● Records provided

--- START ---

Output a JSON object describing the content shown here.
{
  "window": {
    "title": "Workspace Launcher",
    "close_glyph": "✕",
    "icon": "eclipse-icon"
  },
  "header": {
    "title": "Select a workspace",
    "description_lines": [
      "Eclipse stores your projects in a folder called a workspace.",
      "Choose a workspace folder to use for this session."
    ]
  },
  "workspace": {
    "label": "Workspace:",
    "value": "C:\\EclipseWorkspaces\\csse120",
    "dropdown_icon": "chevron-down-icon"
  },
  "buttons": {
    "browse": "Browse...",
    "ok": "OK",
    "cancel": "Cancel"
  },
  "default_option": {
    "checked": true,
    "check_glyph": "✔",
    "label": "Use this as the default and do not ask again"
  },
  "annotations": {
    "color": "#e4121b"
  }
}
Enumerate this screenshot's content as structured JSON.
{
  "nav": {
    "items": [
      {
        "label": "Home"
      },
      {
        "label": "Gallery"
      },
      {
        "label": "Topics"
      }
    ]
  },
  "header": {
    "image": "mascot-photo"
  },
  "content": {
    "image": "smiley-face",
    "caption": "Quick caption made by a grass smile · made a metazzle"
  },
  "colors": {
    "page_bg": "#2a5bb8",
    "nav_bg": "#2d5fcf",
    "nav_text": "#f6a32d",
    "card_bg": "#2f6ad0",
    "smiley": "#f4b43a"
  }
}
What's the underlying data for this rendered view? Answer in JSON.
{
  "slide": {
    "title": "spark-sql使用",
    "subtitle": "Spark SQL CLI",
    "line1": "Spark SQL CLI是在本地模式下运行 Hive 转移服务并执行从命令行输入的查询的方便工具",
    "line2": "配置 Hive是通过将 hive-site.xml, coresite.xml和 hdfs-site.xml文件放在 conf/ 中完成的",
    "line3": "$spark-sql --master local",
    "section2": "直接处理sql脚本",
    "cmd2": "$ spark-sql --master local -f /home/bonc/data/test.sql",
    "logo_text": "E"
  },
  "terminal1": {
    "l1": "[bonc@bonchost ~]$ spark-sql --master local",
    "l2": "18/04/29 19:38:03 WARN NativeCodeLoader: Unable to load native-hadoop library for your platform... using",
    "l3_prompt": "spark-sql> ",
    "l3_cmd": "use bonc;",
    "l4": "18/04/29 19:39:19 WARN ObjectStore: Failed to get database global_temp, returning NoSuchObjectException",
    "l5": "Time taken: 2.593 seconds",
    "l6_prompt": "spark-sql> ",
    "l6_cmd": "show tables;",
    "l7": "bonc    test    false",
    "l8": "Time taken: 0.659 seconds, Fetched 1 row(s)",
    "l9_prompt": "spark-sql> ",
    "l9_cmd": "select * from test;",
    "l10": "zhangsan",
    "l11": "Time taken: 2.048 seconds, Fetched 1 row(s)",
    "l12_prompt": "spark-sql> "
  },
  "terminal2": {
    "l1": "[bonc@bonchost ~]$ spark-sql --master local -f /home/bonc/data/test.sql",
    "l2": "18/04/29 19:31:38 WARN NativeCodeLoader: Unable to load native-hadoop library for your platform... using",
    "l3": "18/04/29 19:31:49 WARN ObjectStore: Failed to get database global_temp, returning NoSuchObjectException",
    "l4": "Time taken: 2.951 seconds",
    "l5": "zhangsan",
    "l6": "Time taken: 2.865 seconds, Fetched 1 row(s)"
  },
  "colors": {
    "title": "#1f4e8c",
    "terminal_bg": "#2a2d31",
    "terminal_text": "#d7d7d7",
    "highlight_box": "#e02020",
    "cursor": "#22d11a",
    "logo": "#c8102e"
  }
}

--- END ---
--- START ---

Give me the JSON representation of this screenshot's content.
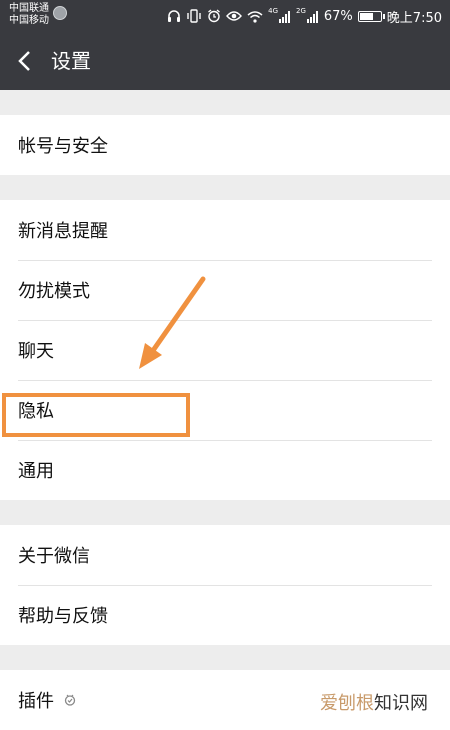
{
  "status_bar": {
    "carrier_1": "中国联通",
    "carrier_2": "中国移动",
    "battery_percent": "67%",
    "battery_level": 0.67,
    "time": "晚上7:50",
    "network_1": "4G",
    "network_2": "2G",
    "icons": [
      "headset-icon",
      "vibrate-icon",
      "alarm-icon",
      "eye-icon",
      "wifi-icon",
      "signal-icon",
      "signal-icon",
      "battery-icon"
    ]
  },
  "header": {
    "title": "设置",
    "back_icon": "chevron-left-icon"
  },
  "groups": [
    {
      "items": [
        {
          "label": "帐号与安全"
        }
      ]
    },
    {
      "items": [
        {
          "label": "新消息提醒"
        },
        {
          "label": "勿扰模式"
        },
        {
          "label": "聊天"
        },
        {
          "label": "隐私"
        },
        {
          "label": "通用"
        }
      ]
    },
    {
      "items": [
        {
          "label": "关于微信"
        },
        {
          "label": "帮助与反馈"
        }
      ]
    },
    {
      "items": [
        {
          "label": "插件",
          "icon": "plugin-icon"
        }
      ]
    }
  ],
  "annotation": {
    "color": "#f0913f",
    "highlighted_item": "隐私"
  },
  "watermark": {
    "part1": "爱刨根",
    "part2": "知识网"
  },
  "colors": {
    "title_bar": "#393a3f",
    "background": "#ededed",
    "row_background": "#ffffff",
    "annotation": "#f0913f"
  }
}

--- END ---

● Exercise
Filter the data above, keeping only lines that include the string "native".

● Output for this task
    "l2": "18/04/29 19:38:03 WARN NativeCodeLoader: Unable to load native-hadoop library for your platform... using",
    "l2": "18/04/29 19:31:38 WARN NativeCodeLoader: Unable to load native-hadoop library for your platform... using",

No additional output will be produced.